Return the listing below unchanged, but without pictures.
+---+
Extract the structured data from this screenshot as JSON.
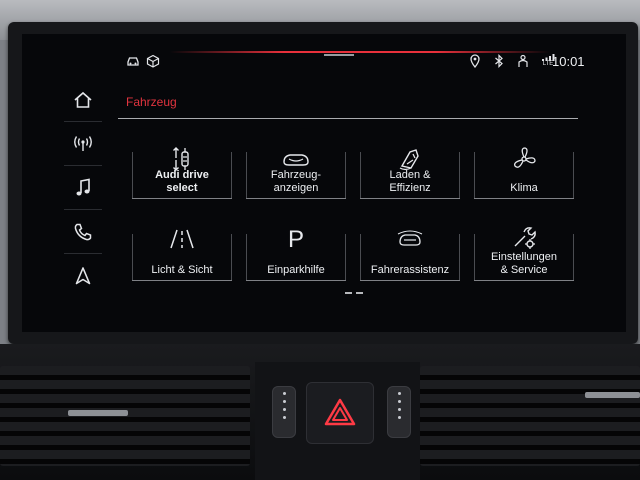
{
  "status_bar": {
    "time": "10:01",
    "left_icons": [
      "car-connect-icon",
      "package-icon"
    ],
    "right_icons": [
      "location-pin-icon",
      "bluetooth-icon",
      "person-icon",
      "lte-signal-icon"
    ],
    "lte_label": "LTE"
  },
  "sidenav": {
    "items": [
      {
        "name": "home",
        "icon": "home-icon"
      },
      {
        "name": "radio",
        "icon": "antenna-icon"
      },
      {
        "name": "media",
        "icon": "music-note-icon"
      },
      {
        "name": "phone",
        "icon": "phone-icon"
      },
      {
        "name": "navigation",
        "icon": "navigation-arrow-icon"
      }
    ]
  },
  "header": {
    "title": "Fahrzeug"
  },
  "tiles": [
    {
      "label_1": "Audi drive",
      "label_2": "select",
      "icon": "drive-select-icon"
    },
    {
      "label_1": "Fahrzeug-",
      "label_2": "anzeigen",
      "icon": "car-display-icon"
    },
    {
      "label_1": "Laden &",
      "label_2": "Effizienz",
      "icon": "charging-icon"
    },
    {
      "label_1": "Klima",
      "label_2": "",
      "icon": "fan-icon"
    },
    {
      "label_1": "Licht & Sicht",
      "label_2": "",
      "icon": "road-light-icon"
    },
    {
      "label_1": "Einparkhilfe",
      "label_2": "",
      "icon": "parking-icon",
      "icon_glyph": "P"
    },
    {
      "label_1": "Fahrerassistenz",
      "label_2": "",
      "icon": "driver-assist-icon"
    },
    {
      "label_1": "Einstellungen",
      "label_2": "& Service",
      "icon": "settings-service-icon"
    }
  ],
  "colors": {
    "accent_red": "#e2343f",
    "text": "#eef0f3",
    "screen_bg": "#06070a"
  }
}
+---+
■ Answer below:
Extract the structured data from this screenshot as JSON.
{
  "status_bar": {
    "time": "10:01",
    "left_icons": [
      "car-connect-icon",
      "package-icon"
    ],
    "right_icons": [
      "location-pin-icon",
      "bluetooth-icon",
      "person-icon",
      "lte-signal-icon"
    ],
    "lte_label": "LTE"
  },
  "sidenav": {
    "items": [
      {
        "name": "home",
        "icon": "home-icon"
      },
      {
        "name": "radio",
        "icon": "antenna-icon"
      },
      {
        "name": "media",
        "icon": "music-note-icon"
      },
      {
        "name": "phone",
        "icon": "phone-icon"
      },
      {
        "name": "navigation",
        "icon": "navigation-arrow-icon"
      }
    ]
  },
  "header": {
    "title": "Fahrzeug"
  },
  "tiles": [
    {
      "label_1": "Audi drive",
      "label_2": "select",
      "icon": "drive-select-icon"
    },
    {
      "label_1": "Fahrzeug-",
      "label_2": "anzeigen",
      "icon": "car-display-icon"
    },
    {
      "label_1": "Laden &",
      "label_2": "Effizienz",
      "icon": "charging-icon"
    },
    {
      "label_1": "Klima",
      "label_2": "",
      "icon": "fan-icon"
    },
    {
      "label_1": "Licht & Sicht",
      "label_2": "",
      "icon": "road-light-icon"
    },
    {
      "label_1": "Einparkhilfe",
      "label_2": "",
      "icon": "parking-icon",
      "icon_glyph": "P"
    },
    {
      "label_1": "Fahrerassistenz",
      "label_2": "",
      "icon": "driver-assist-icon"
    },
    {
      "label_1": "Einstellungen",
      "label_2": "& Service",
      "icon": "settings-service-icon"
    }
  ],
  "colors": {
    "accent_red": "#e2343f",
    "text": "#eef0f3",
    "screen_bg": "#06070a"
  }
}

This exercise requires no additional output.